Notes is an essential companion to Apocalypse Now and Hearts Of Darkness, because it details the toll that making an epic film can take on a filmmaker’s family. As the book opens, it reads as a fairly straight-forward (and somewhat dull) accounting of the family’s life with Francis as he mounted Apocalypse Now and almost instantly encountered serious complications, including the self-inflicted setback of firing original leading man Harvey Keitel and hiring Sheen.

As the book progresses, however, it becomes apparent that what Eleanor is actually writing about is the slow implosion of her marriage. For a while, she has a habit of slipping in sentences portending doom and then not elaborating. In one entry, she writes, “I had a long, tearful conversation with Francis,” and then she describes at length the challenge of eating a chopped liver sandwich while driving.

But in time, we learn that Coppola is having an affair in the midst of trying to piece together Apocalypse Now in the editing room.
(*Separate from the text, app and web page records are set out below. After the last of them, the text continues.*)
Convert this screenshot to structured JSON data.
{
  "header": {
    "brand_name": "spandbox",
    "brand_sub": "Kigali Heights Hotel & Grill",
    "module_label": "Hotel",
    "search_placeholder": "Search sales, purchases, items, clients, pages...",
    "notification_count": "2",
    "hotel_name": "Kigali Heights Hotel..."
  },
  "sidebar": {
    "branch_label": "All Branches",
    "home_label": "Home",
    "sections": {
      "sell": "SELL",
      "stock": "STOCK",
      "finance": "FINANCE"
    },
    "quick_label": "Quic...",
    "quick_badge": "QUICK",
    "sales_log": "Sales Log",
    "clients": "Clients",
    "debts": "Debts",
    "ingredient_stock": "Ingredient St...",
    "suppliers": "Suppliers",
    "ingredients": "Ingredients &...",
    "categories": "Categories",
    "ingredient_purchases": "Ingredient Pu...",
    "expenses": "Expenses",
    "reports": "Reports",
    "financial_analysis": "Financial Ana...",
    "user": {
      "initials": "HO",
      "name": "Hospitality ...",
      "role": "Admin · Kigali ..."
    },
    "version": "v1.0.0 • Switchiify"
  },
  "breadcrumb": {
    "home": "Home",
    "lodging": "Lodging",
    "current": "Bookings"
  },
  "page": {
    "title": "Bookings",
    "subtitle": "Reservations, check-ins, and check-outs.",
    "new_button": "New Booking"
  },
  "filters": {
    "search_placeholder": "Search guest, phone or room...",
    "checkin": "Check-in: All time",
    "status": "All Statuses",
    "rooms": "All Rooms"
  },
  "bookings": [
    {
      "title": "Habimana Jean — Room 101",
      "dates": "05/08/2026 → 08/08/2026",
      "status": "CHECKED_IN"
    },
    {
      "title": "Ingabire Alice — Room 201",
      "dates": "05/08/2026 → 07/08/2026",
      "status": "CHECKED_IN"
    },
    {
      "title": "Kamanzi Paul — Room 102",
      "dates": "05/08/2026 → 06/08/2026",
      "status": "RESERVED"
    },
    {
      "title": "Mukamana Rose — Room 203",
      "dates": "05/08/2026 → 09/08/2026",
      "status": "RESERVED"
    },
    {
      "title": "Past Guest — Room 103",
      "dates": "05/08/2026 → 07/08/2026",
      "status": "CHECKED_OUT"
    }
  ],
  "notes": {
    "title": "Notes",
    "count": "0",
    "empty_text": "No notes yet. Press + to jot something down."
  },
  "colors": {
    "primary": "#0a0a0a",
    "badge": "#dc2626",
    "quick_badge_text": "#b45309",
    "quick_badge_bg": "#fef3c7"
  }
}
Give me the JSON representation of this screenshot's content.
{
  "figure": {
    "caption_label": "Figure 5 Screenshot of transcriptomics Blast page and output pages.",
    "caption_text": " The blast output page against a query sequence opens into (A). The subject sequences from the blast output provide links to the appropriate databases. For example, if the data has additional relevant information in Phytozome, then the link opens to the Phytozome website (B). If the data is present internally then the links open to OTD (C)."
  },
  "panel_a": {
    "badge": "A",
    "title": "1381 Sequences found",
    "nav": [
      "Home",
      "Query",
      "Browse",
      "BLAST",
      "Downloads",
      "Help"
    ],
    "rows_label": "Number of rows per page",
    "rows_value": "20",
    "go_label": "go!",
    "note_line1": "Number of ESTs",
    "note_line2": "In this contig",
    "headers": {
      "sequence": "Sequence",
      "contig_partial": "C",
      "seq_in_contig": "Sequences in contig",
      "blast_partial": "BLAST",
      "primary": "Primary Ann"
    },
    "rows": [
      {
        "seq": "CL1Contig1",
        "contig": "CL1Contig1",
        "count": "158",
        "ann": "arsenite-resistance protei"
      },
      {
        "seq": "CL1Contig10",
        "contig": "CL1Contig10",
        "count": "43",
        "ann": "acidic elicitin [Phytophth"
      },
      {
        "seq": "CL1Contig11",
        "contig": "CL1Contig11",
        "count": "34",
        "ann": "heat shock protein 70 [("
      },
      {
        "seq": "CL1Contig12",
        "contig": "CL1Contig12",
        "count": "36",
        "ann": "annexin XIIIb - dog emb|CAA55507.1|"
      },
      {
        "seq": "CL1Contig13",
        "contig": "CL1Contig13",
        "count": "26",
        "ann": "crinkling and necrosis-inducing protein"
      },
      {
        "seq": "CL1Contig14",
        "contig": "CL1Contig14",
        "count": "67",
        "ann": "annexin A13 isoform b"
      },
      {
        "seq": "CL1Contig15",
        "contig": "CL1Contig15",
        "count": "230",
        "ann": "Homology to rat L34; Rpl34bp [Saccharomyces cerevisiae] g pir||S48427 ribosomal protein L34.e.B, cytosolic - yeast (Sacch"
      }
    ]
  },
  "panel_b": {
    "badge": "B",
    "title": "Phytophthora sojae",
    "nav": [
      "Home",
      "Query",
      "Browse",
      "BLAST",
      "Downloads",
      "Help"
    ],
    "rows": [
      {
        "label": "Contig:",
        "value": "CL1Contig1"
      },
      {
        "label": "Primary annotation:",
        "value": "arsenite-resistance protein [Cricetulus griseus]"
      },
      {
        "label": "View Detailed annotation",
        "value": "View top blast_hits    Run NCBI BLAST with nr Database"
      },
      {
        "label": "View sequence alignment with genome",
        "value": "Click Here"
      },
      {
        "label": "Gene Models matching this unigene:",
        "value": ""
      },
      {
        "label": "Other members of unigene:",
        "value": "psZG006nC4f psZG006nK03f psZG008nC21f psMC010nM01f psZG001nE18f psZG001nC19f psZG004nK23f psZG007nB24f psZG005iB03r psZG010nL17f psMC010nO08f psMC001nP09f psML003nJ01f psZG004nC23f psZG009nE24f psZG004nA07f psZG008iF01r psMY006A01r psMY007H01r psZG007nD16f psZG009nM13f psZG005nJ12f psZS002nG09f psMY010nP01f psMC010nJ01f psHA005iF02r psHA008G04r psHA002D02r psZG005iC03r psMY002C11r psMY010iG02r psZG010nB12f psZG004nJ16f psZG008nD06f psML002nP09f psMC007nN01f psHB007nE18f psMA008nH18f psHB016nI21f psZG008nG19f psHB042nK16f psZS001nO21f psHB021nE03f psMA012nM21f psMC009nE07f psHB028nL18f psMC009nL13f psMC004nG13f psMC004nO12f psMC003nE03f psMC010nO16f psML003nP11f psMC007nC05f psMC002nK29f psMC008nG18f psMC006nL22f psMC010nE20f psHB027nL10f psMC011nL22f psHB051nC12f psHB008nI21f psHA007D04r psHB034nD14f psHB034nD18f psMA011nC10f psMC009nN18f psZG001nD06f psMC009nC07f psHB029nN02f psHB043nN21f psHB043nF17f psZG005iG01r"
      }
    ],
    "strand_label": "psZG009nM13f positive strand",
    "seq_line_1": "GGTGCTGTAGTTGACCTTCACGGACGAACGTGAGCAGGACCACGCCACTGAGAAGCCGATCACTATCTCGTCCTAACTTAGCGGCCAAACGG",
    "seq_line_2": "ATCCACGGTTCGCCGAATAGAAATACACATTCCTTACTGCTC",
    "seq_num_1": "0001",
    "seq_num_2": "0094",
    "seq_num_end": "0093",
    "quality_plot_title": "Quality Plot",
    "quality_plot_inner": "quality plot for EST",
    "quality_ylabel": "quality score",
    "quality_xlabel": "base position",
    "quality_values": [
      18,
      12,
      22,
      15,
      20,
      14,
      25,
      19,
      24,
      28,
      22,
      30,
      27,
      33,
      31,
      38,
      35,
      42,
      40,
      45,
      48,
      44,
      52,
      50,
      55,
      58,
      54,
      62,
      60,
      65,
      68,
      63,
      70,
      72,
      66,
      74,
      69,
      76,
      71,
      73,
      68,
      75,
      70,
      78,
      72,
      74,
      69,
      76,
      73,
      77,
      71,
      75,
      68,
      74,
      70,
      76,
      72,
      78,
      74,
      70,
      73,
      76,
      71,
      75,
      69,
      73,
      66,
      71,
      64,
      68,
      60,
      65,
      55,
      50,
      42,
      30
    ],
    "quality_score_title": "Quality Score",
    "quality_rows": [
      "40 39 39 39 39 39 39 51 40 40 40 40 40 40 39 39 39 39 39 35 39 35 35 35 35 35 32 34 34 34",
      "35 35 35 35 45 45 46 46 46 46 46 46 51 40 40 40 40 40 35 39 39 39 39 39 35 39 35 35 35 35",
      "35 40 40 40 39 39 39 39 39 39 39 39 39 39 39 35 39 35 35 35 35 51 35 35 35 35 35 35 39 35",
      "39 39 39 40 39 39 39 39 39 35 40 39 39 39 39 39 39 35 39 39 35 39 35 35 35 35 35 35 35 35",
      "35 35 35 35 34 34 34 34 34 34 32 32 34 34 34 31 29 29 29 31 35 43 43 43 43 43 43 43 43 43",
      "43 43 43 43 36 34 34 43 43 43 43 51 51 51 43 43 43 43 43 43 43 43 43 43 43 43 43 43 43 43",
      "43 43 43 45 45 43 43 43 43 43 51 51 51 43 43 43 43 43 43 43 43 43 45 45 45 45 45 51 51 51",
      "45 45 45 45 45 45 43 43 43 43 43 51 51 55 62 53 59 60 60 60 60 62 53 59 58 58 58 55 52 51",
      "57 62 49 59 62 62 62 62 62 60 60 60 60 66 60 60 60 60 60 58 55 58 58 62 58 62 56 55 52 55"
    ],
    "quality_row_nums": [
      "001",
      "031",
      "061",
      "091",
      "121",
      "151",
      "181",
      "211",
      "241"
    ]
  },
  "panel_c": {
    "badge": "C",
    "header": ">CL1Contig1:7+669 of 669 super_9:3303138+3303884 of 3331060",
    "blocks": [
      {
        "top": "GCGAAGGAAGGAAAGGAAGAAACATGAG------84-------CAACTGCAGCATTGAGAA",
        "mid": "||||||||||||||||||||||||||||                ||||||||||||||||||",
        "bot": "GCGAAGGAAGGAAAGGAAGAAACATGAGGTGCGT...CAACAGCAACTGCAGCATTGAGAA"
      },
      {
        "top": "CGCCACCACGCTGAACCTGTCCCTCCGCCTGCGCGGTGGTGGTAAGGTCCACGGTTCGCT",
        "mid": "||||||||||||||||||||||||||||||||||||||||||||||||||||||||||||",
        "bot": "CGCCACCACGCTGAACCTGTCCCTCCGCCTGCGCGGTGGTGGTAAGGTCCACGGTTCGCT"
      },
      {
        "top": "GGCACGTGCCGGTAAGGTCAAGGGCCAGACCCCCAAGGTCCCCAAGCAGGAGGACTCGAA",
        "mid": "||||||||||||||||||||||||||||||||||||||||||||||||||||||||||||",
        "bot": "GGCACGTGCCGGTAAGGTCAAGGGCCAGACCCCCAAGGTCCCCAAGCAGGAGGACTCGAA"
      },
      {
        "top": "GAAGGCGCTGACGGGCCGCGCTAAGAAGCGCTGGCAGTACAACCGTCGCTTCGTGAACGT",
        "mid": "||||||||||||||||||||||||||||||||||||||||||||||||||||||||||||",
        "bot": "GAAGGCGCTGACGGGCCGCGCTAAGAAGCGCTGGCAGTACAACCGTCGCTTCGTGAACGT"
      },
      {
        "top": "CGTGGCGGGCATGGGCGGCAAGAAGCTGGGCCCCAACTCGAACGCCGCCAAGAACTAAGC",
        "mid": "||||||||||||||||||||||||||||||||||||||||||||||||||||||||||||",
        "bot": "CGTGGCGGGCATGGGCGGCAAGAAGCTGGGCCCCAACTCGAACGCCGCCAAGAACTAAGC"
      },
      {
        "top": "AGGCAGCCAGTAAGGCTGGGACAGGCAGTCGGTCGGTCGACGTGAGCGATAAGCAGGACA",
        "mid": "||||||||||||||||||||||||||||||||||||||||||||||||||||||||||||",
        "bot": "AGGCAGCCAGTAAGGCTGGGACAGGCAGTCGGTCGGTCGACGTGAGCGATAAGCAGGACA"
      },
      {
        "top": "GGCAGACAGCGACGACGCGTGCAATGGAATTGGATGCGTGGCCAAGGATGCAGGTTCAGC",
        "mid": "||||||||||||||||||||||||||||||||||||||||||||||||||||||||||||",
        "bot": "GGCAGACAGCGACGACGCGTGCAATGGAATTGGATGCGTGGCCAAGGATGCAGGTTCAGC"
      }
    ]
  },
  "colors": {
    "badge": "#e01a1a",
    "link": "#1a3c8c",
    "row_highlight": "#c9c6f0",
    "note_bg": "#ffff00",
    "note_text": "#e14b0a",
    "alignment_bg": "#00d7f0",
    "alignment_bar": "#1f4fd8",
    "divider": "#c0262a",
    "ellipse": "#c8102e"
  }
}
He’s not sure if he wants to stay with Eleanor. He tells her during one argument that he would rather pay $1 million for a woman to cook, clean and have his babies. “Until he completes the film, he is in personal chaos,” she writes.

Notes at times reminded me of the John Cassavetes’s film Opening Night, where the actors become unsure of where reality ends and fiction begins. Where the play they’re in the middle of staging becomes the only reality. Eleanor likens herself to Kay, Michael Corleone’s wife from The Godfather movies, who is always kept at arm’s length by her husband. Meanwhile Francis, in Eleanor’s view, is a combination of Kurtz and Willard, the Martin Sheen character from Apocalypse Now, the lost soul who dreads leaving the chaos of Vietnam for the home in America he left behind. Eventually, the Coppolas’ marriage and the film became inseparable.

He said, “Can’t you see how scared I am, Ellie? You are saying, ‘Hurry up and define our marriage, I’m not waiting much more.’ United Artists is saying, ‘Hurry up and finish the film, we can’t hold off the banks and exhibitors much longer,’ and part of me is saying, ‘Just tough it out, don’t make some quick resolution in order to get off the hook.’”

All of this gets rolled into the movie for me now. (Francis and Eleanor eventually reconciled, by the way.) When Apocalypse Now debuted at Cannes, Francis Coppola famously said, “My film is not about Vietnam, my film is Vietnam.” But Apocalypse Now is also about the end of the “New Hollywood” era of cinema, and the greatness and badness of auteurs, and the Coppolas’ marriage, and Francis’ courage, and Eleanor’s courage, too. Francis Coppola has his new version of Apocalypse Now, and I have mine.

‘Apocalypse Now: Final Cut’ opens today in select theaters nationwide.